the writing done in the nonlinear or nonsequential space made possible by the computer.
The digital aspect also lends a lot of extra interactivity that print does not. While print is made up of only letters, pictures, and the pages they are printed on, hypertext fiction has the potential for greater reader participation. I would say that hypertext fiction lends itself well to digital games. There are many games today that are less action based and more decision and story driven. The decisions in these games, such as Life is Strange, The Last of Us, and The Wolf Among Us, determine which part of the story the user gets to experience which is fairly similar to the links within hypertext.
I think hypertext fiction has a broad future because of the different opportunities to experiment within its form. The population of the world today is also becoming more and more digital native, so the clicking of links is almost an innate response when interest is sparked. With a natural understanding of linking and a passion for storytelling more and more new and innovative hypertext fiction will be produced. While most of what I’m saying in this post aligns with Robert Coover’s point of view from “The End of Books”, I do believe that books will continue to be utilized by humans for centuries. Books have a continuous stream of knowledge that take even less effort to read than hypertext fiction. When it comes to people they usually like to do whatever takes the least amount of effort at any given time.

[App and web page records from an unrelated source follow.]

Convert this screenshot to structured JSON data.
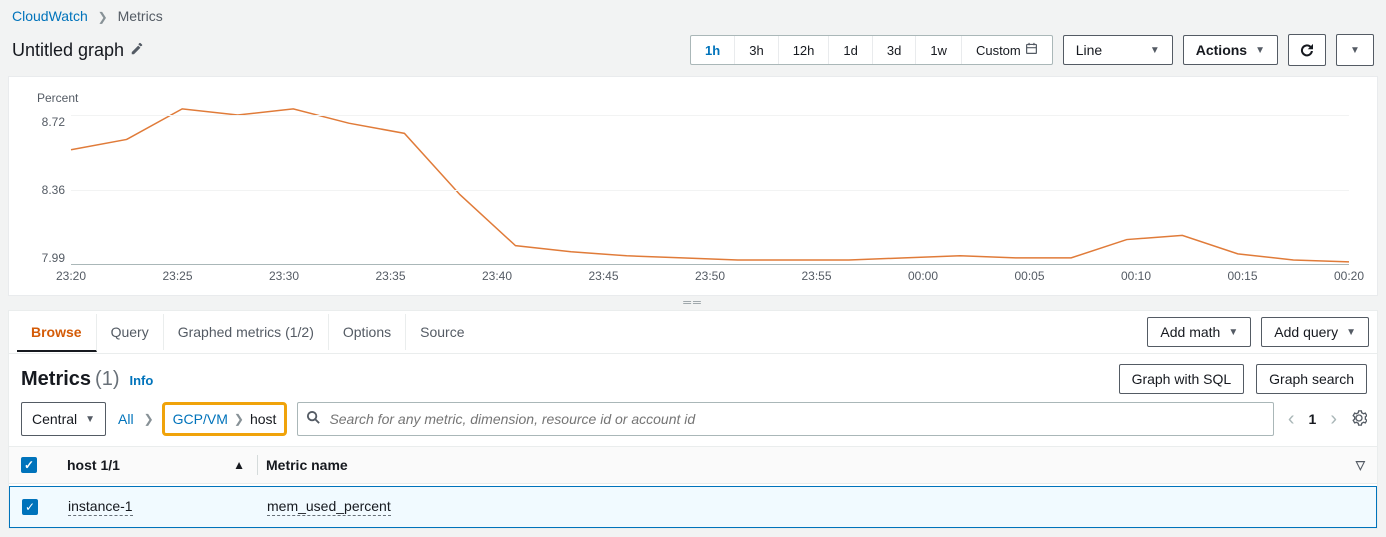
{
  "breadcrumb": {
    "root": "CloudWatch",
    "current": "Metrics"
  },
  "graph": {
    "title": "Untitled graph"
  },
  "timeRange": {
    "options": [
      "1h",
      "3h",
      "12h",
      "1d",
      "3d",
      "1w",
      "Custom"
    ],
    "active": "1h"
  },
  "chartTypeSelect": "Line",
  "actions": "Actions",
  "chart_data": {
    "type": "line",
    "title": "",
    "ylabel": "Percent",
    "xlabel": "",
    "y_ticks": [
      "8.72",
      "8.36",
      "7.99"
    ],
    "ylim": [
      7.99,
      8.72
    ],
    "x_ticks": [
      "23:20",
      "23:25",
      "23:30",
      "23:35",
      "23:40",
      "23:45",
      "23:50",
      "23:55",
      "00:00",
      "00:05",
      "00:10",
      "00:15",
      "00:20"
    ],
    "series": [
      {
        "name": "mem_used_percent",
        "color": "#e07b39",
        "values": [
          8.55,
          8.6,
          8.75,
          8.72,
          8.75,
          8.68,
          8.63,
          8.33,
          8.08,
          8.05,
          8.03,
          8.02,
          8.01,
          8.01,
          8.01,
          8.02,
          8.03,
          8.02,
          8.02,
          8.11,
          8.13,
          8.04,
          8.01,
          8.0
        ]
      }
    ],
    "x_count": 24
  },
  "tabs": {
    "items": [
      "Browse",
      "Query",
      "Graphed metrics (1/2)",
      "Options",
      "Source"
    ],
    "active": "Browse",
    "addMath": "Add math",
    "addQuery": "Add query"
  },
  "metricsHeader": {
    "title": "Metrics",
    "count": "(1)",
    "info": "Info",
    "graphWithSql": "Graph with SQL",
    "graphSearch": "Graph search"
  },
  "filter": {
    "region": "Central",
    "all": "All",
    "path": [
      "GCP/VM",
      "host"
    ],
    "searchPlaceholder": "Search for any metric, dimension, resource id or account id",
    "page": "1"
  },
  "table": {
    "headers": {
      "host": "host 1/1",
      "metric": "Metric name"
    },
    "rows": [
      {
        "checked": true,
        "host": "instance-1",
        "metric": "mem_used_percent"
      }
    ]
  }
}
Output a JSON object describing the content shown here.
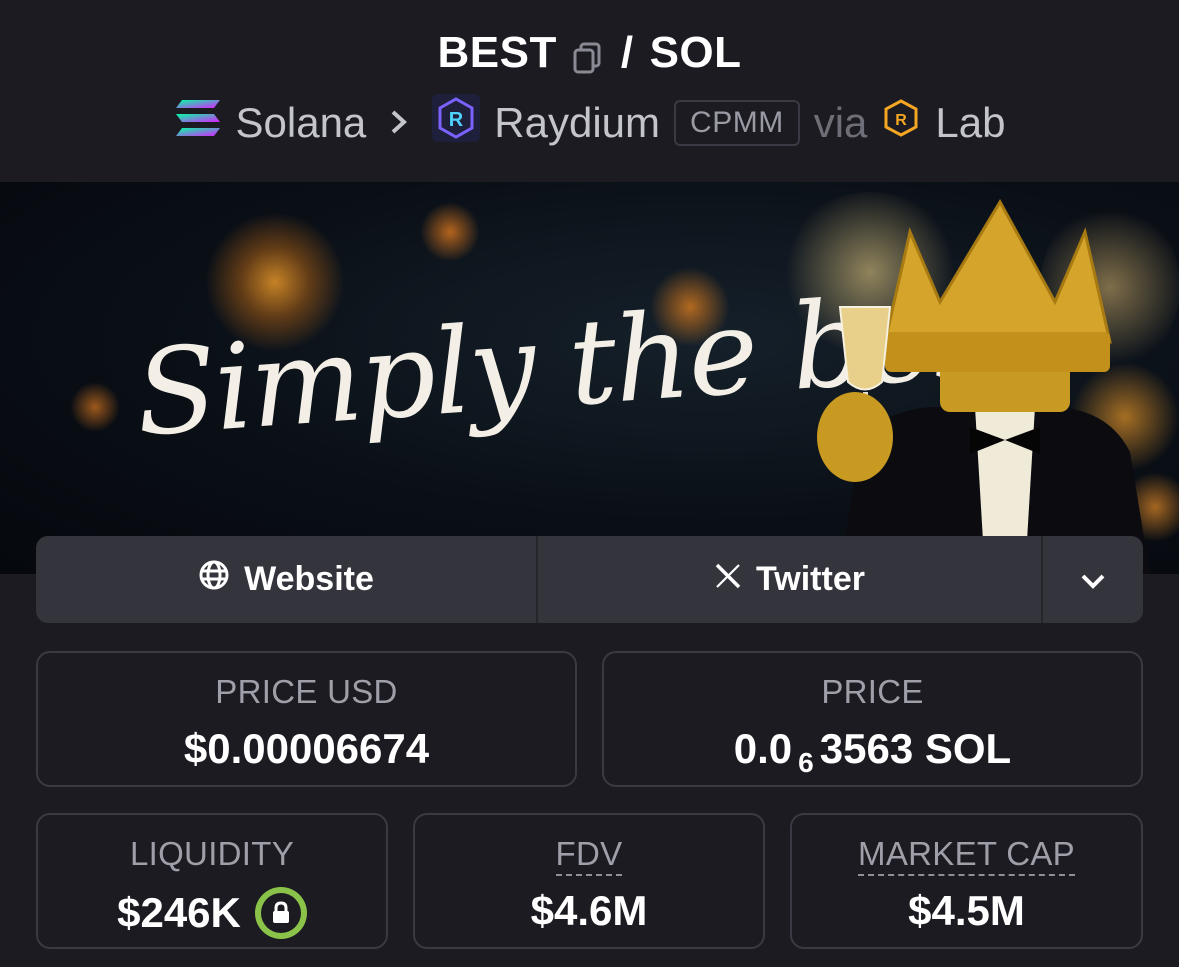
{
  "header": {
    "base_token": "BEST",
    "separator": "/",
    "quote_token": "SOL",
    "chain": "Solana",
    "dex": "Raydium",
    "pool_type": "CPMM",
    "via": "via",
    "launchpad": "Lab"
  },
  "banner": {
    "text": "Simply the best."
  },
  "socials": {
    "website_label": "Website",
    "twitter_label": "Twitter"
  },
  "stats": {
    "price_usd_label": "PRICE USD",
    "price_usd_value": "$0.00006674",
    "price_label": "PRICE",
    "price_prefix": "0.0",
    "price_zero_count": "6",
    "price_suffix": "3563 SOL",
    "liquidity_label": "LIQUIDITY",
    "liquidity_value": "$246K",
    "fdv_label": "FDV",
    "fdv_value": "$4.6M",
    "market_cap_label": "MARKET CAP",
    "market_cap_value": "$4.5M"
  },
  "colors": {
    "background": "#1b1b21",
    "card_border": "#3a3a44",
    "lock_green": "#8bc34a",
    "raydium_accent": "#7b61ff",
    "lab_accent": "#f5a623"
  },
  "icons": {
    "copy": "copy-icon",
    "solana": "solana-icon",
    "raydium": "raydium-icon",
    "lab": "lab-icon",
    "globe": "globe-icon",
    "twitter": "x-icon",
    "more": "chevron-down-icon",
    "lock": "lock-icon"
  }
}
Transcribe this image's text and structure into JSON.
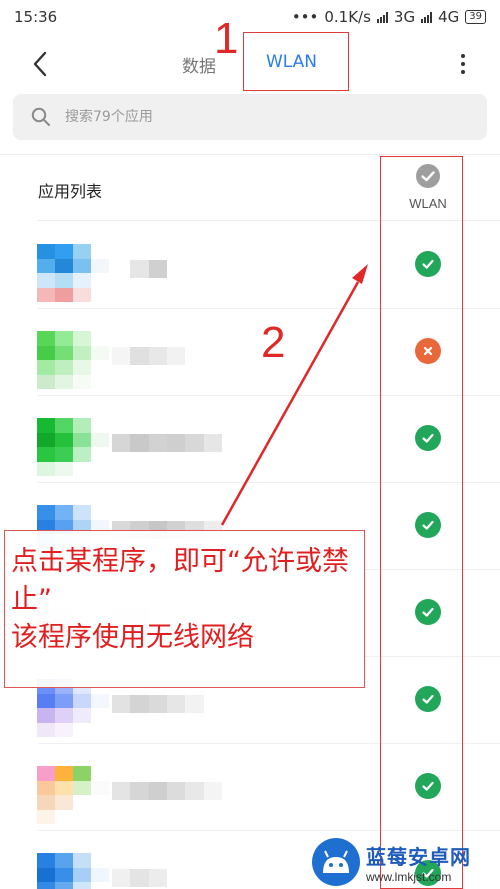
{
  "status_bar": {
    "time": "15:36",
    "dots": "•••",
    "speed": "0.1K/s",
    "network_3g": "3G",
    "network_4g": "4G",
    "battery": "39"
  },
  "header": {
    "tabs": [
      {
        "label": "数据",
        "active": false
      },
      {
        "label": "WLAN",
        "active": true
      }
    ]
  },
  "search": {
    "placeholder": "搜索79个应用"
  },
  "list": {
    "title": "应用列表",
    "column_label": "WLAN",
    "rows": [
      {
        "wlan_allowed": true
      },
      {
        "wlan_allowed": false
      },
      {
        "wlan_allowed": true
      },
      {
        "wlan_allowed": true
      },
      {
        "wlan_allowed": true
      },
      {
        "wlan_allowed": true
      },
      {
        "wlan_allowed": true
      },
      {
        "wlan_allowed": true
      }
    ]
  },
  "annotations": {
    "marker_1": "1",
    "marker_2": "2",
    "note_line1": "点击某程序，即可“允许或禁止”",
    "note_line2": "该程序使用无线网络"
  },
  "watermark": {
    "title": "蓝莓安卓网",
    "url": "www.lmkjst.com"
  },
  "colors": {
    "accent": "#2b7de9",
    "allowed": "#22a65a",
    "denied": "#e9683a",
    "annotation": "#e02828"
  }
}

Reading “The Babysitter” is a comparable experience to reading a Choose Your Own Adventure Book like a regular book. Hypertext Fiction however, differs from a Choose Your Own Adventure book, in the sense that it’s not trying to tell one linear story in specific places of the text but rather telling multiple stories within the one singular piece. You get different pieces of differing stories all related to the same subject. “The Babysitter” does this extremely well. By mixing slightly comical, dramatic and most of the time very dark storylines all together, it sets the reader loose on a literary rollercoaster that whips around wildly and changes speed at unexpected times. This leads to a confusing experience overall with each separate section resembling less of a puzzle piece and more of a loose magazine clipping. This piece could have a huge influence on the hypertext fictions written after it, not only because of its use of form but because of the overall weight of its subject matter. The intense happenings, both good and bad, within the story are what keep the reader engaged and willing to tangle with the multiple storylines. The topic must be great enough, to be able to generate multiple different outcomes of the same emotional caliber. For example a topic I see working in this format is a story of being lost or stranded. There is a lot emotion that can be connected to the feeling of being lost and isolated that would resonate with lots of readers. The separate sections could contrast the feelings of being hopelessly lost with the feeling of being saved much like “The Babysitter” contrasted innocence and goodness with evil and greed. I would like to read another piece in this form with different subject matter.